In France, the National Commission for Decentralized Cooperation (CNCD) oversees 70 towns, cities and departments across France with friendship agreements in China.

"Since China's opening up, there has been a lot of cooperation between France and China," says Jean-Claude Levy from the CNCD. "We passed a law in 1992 which gave towns in France a lot of autonomy in making agreements and cooperation with foreign cities.

"Governments can provide some assistance too, by contributing financially. At first it was about friendship, language and cultural exchange, but step by step it is changing to economic integration, which is now more important."

While many cities use cultural exchanges to boost economic activity, Eindhoven in the Netherlands went the other way. The city has built close ties with Nanjing in East China on the back of a business venture by Philips, the global electronics conglomerate, which was founded in Eindhoven.

"The relationship with Nanjing was established because Philips started a joint venture in the city," says Peet Rijken, from Eindhoven's local government. "At the time, Eindhoven was basically a one-company city. This meant that what was good for Philips was good for Eindhoven, because almost all the labor force in the city worked at Philips."

But since then, exchanges between Eindhoven and Nanjing have expanded. Indeed, to celebrate the 25th anniversary of the friendship, Eindhoven has gifted Nanjing a park, named after Vincent van Gogh, the famous artist who lived near Eindhoven and is increasingly popular in China. In return, Nanjing will build a Chinese pavilion in Eindhoven, with construction expected to start later this year.

"(The gifts) will function as a window to each others' cities," says Rijken.
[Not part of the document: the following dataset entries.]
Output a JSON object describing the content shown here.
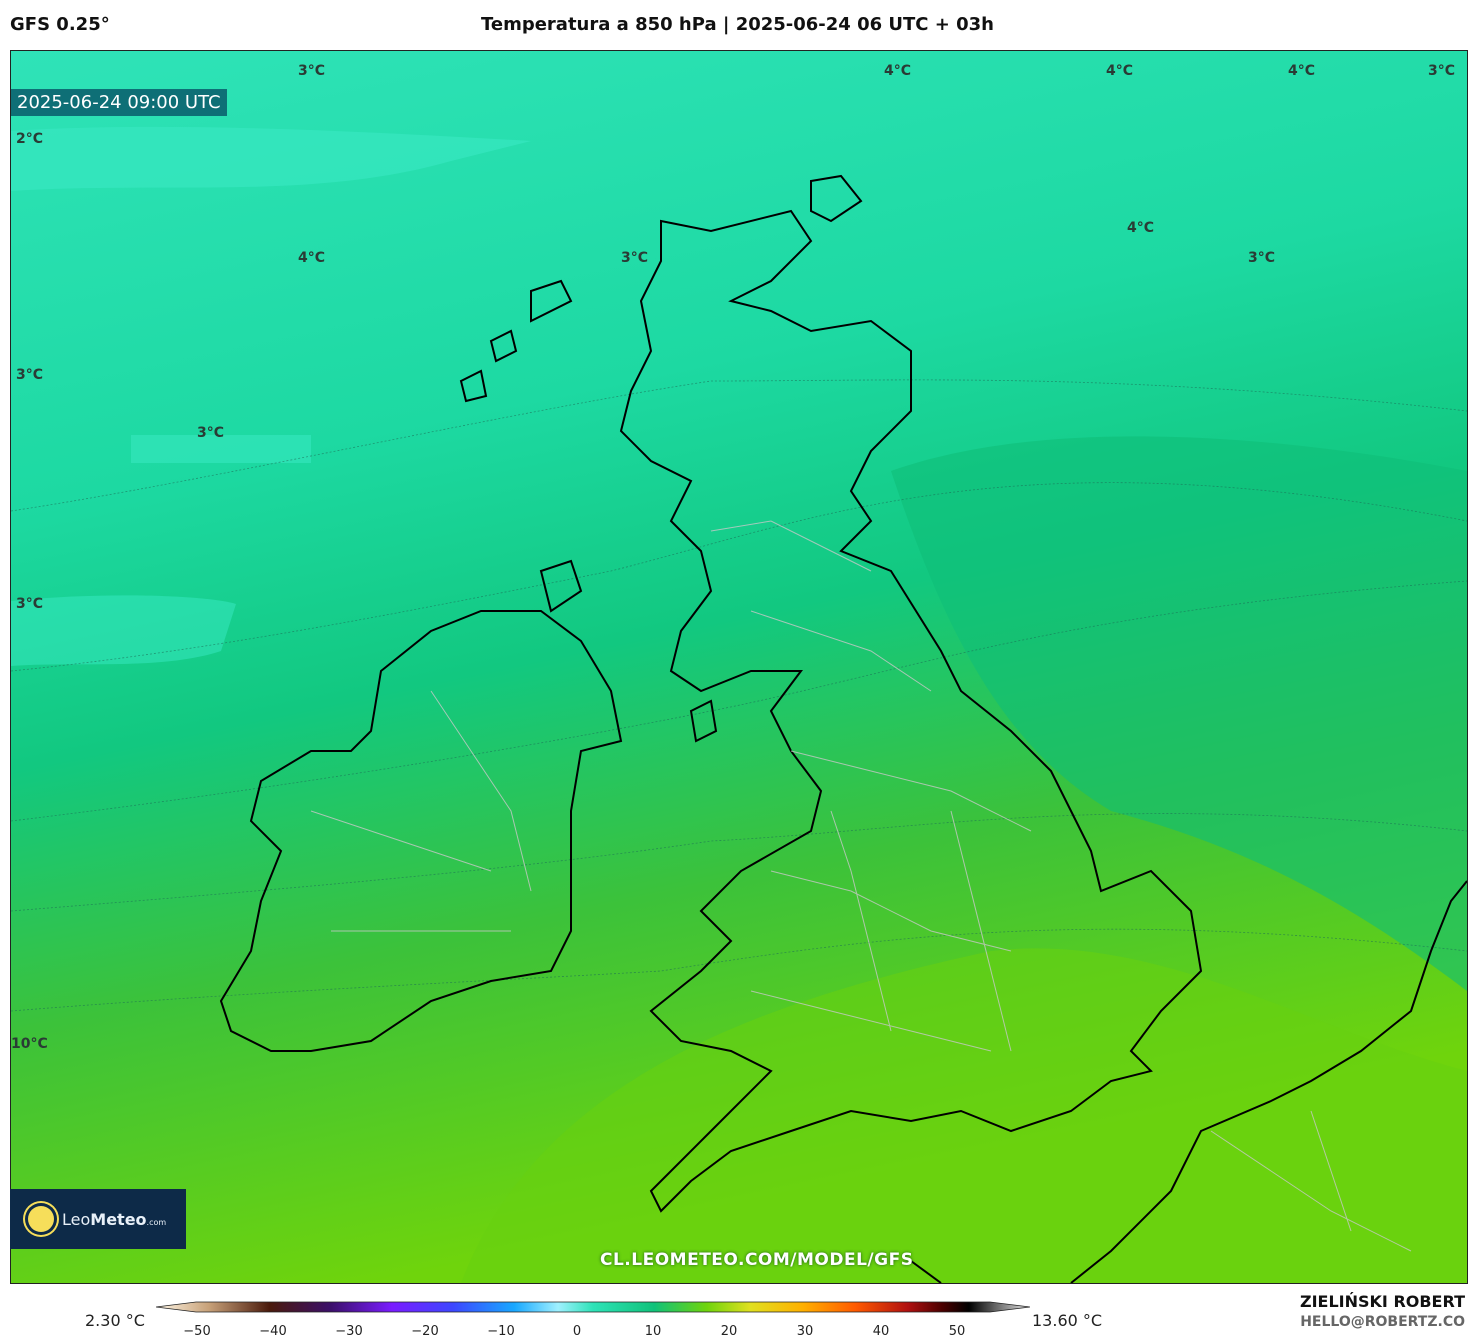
{
  "header": {
    "model": "GFS 0.25°",
    "title": "Temperatura a 850 hPa | 2025-06-24 06 UTC + 03h"
  },
  "map": {
    "valid_time": "2025-06-24 09:00 UTC",
    "isotherm_labels": [
      "3°C",
      "4°C",
      "4°C",
      "4°C",
      "3°C",
      "2°C",
      "4°C",
      "3°C",
      "4°C",
      "3°C",
      "3°C",
      "3°C",
      "3°C",
      "10°C"
    ],
    "source_url": "CL.LEOMETEO.COM/MODEL/GFS",
    "palette": {
      "cold": "#2fe3b8",
      "mid": "#10c27a",
      "warm": "#5ccf12",
      "warmest": "#7fd80a",
      "coast": "#000000",
      "borders": "#c8c8c8"
    }
  },
  "logo": {
    "brand_a": "Leo",
    "brand_b": "Meteo",
    "brand_c": ".com"
  },
  "colorbar": {
    "min_label": "2.30 °C",
    "max_label": "13.60 °C",
    "ticks": [
      "−50",
      "−40",
      "−30",
      "−20",
      "−10",
      "0",
      "10",
      "20",
      "30",
      "40",
      "50"
    ]
  },
  "credits": {
    "author": "ZIELIŃSKI ROBERT",
    "email": "HELLO@ROBERTZ.CO"
  }
}
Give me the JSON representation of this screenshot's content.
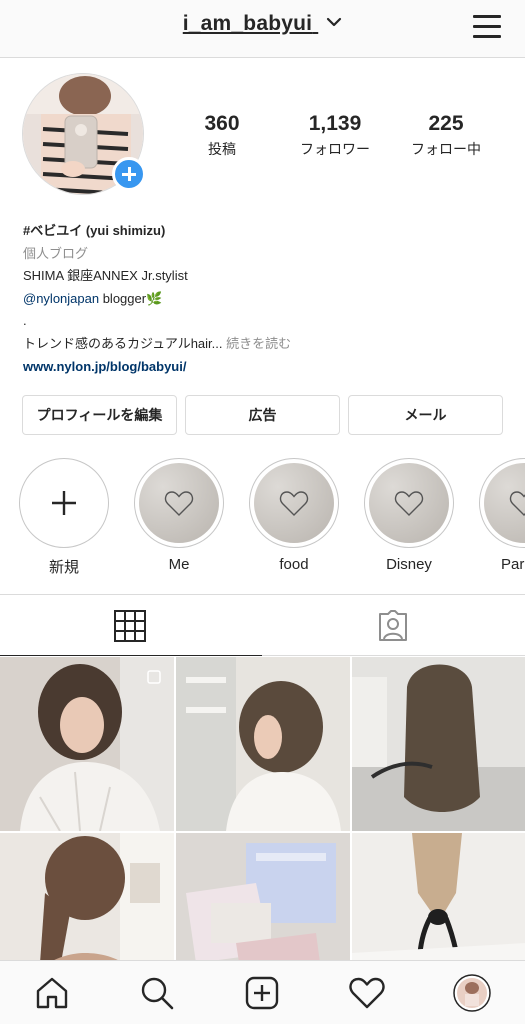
{
  "header": {
    "username": "i_am_babyui"
  },
  "profile": {
    "stats": [
      {
        "value": "360",
        "label": "投稿"
      },
      {
        "value": "1,139",
        "label": "フォロワー"
      },
      {
        "value": "225",
        "label": "フォロー中"
      }
    ],
    "bio": {
      "name": "#ベビユイ (yui shimizu)",
      "category": "個人ブログ",
      "line1": "SHIMA 銀座ANNEX Jr.stylist",
      "mention": "@nylonjapan",
      "mention_suffix": " blogger🌿",
      "dot": ".",
      "line3": "トレンド感のあるカジュアルhair... ",
      "more": "続きを読む",
      "link": "www.nylon.jp/blog/babyui/"
    }
  },
  "buttons": {
    "edit": "プロフィールを編集",
    "ads": "広告",
    "mail": "メール"
  },
  "highlights": [
    {
      "label": "新規"
    },
    {
      "label": "Me"
    },
    {
      "label": "food"
    },
    {
      "label": "Disney"
    },
    {
      "label": "Par"
    }
  ],
  "colors": {
    "accent": "#3897f0",
    "link": "#003569",
    "border": "#dbdbdb",
    "muted": "#8e8e8e"
  }
}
At the handover ceremony of the Van Gogh Friendship Park in Nanjing in September 2011, the city's major, Ji Jianye, said the focus of cooperation would be on the economy, technology, modern agriculture, culture and communications. Nanjing, for example, will introduce advanced technology for its flower industry.

Scandinavia is another area of Europe keen on building local government ties with China. In Sweden, the town of Falkenberg (population 40,000) has forged a friendship agreement with Shijiazhuang (population 10 million), capital of North China's Hebei province, taking inspiration from the "ping-pong diplomacy" of the 1970s.

"It began in 2002 as a sister-city arrangement," says Henrik Lundahl from Falkenberg's local government. "Our political leaders wanted to get in contact with China. Falkenberg has a great ping-pong history, so we started with sports."

Since then, agreements have been signed covering table tennis, education and energy. Falkenberg now has a Confucius Classroom.

"It's important for every Swedish municipality to have a broad mind and closely watch international development," Lundahl says. "China is and will be even more important internationally. Chinese culture and philosophy are interesting and give us a new perspective.

"We have much to learn from each other and the more we co-operate, the better it will be. The people of the world must not just learn to co-exist, but to develop a future together."

For Shijiazhuang, little Falkenberg's table tennis tradition made all the difference and paved the way for better understanding.

"The mayor of Falkenberg came to visit a few times, and our middle-school table tennis teams paid return visits to Sweden, and this created a lot of harmony," says Meng Shuo, vice-director of Shijiazhuang Foreign Affairs Office.

Falkenberg has been offering support in environmental protection and energy recycling to its big industrial sister city.

Contact the writers at bartram.david@gmail.com and jixiang@chinadaily.com.cn